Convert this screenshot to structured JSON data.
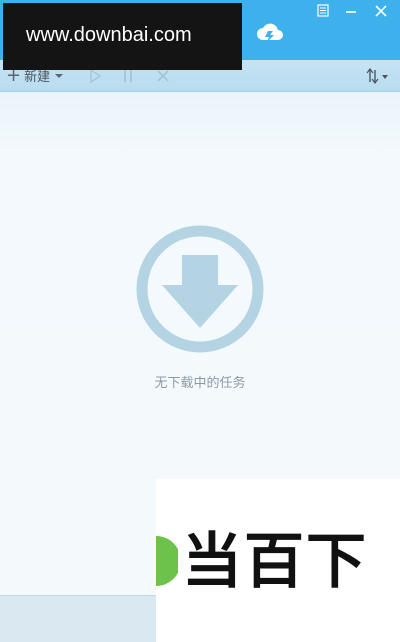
{
  "window": {
    "watermark_text": "www.downbai.com",
    "controls": [
      "menu-icon",
      "minimize-icon",
      "close-icon"
    ]
  },
  "toolbar": {
    "new_label": "新建",
    "new_icon": "plus-icon",
    "actions": [
      "play-icon",
      "pause-icon",
      "delete-icon"
    ],
    "sort_icon": "sort-icon"
  },
  "main": {
    "empty_text": "无下载中的任务",
    "empty_icon": "download-arrow-circle-icon"
  },
  "logo": {
    "text": "当百下"
  },
  "colors": {
    "titlebar": "#3eb1ed",
    "toolbar": "#c6e3f3",
    "content_bg": "#f4f9fc",
    "empty_icon": "#b4d4e4",
    "status_bar": "#d9e8f1"
  }
}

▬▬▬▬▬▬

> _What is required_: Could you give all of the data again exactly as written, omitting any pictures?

> _Task output_:
Convert this screenshot to structured JSON data.
{
  "window": {
    "watermark_text": "www.downbai.com",
    "controls": [
      "menu-icon",
      "minimize-icon",
      "close-icon"
    ]
  },
  "toolbar": {
    "new_label": "新建",
    "new_icon": "plus-icon",
    "actions": [
      "play-icon",
      "pause-icon",
      "delete-icon"
    ],
    "sort_icon": "sort-icon"
  },
  "main": {
    "empty_text": "无下载中的任务",
    "empty_icon": "download-arrow-circle-icon"
  },
  "logo": {
    "text": "当百下"
  },
  "colors": {
    "titlebar": "#3eb1ed",
    "toolbar": "#c6e3f3",
    "content_bg": "#f4f9fc",
    "empty_icon": "#b4d4e4",
    "status_bar": "#d9e8f1"
  }
}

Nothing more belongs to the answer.